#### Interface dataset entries
───

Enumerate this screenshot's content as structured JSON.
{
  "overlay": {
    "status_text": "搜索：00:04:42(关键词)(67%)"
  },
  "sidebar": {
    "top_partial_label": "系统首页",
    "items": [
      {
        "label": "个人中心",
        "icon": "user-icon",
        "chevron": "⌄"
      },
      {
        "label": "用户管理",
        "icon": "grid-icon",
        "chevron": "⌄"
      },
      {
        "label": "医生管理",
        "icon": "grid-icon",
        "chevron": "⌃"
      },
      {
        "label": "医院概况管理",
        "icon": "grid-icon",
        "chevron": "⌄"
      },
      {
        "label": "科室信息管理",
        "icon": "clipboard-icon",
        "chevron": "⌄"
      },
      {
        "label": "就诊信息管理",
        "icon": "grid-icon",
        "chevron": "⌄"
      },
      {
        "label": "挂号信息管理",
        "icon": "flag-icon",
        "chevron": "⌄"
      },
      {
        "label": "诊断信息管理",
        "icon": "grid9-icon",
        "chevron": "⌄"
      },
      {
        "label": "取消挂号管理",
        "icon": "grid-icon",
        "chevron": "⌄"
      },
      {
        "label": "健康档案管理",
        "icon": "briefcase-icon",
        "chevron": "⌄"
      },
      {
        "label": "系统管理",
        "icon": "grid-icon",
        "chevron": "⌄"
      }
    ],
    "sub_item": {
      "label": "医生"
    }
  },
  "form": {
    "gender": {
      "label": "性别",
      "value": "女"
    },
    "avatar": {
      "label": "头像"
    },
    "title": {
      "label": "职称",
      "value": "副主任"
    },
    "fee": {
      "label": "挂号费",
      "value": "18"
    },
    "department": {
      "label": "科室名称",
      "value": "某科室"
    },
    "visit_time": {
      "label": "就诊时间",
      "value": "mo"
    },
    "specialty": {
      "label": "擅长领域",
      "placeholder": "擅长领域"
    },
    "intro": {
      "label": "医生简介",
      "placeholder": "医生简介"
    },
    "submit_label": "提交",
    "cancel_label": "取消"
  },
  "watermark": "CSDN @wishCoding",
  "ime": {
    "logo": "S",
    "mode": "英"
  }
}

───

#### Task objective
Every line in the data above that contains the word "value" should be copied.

#### Written answer
      "value": "女"
      "value": "副主任"
      "value": "18"
      "value": "某科室"
      "value": "mo"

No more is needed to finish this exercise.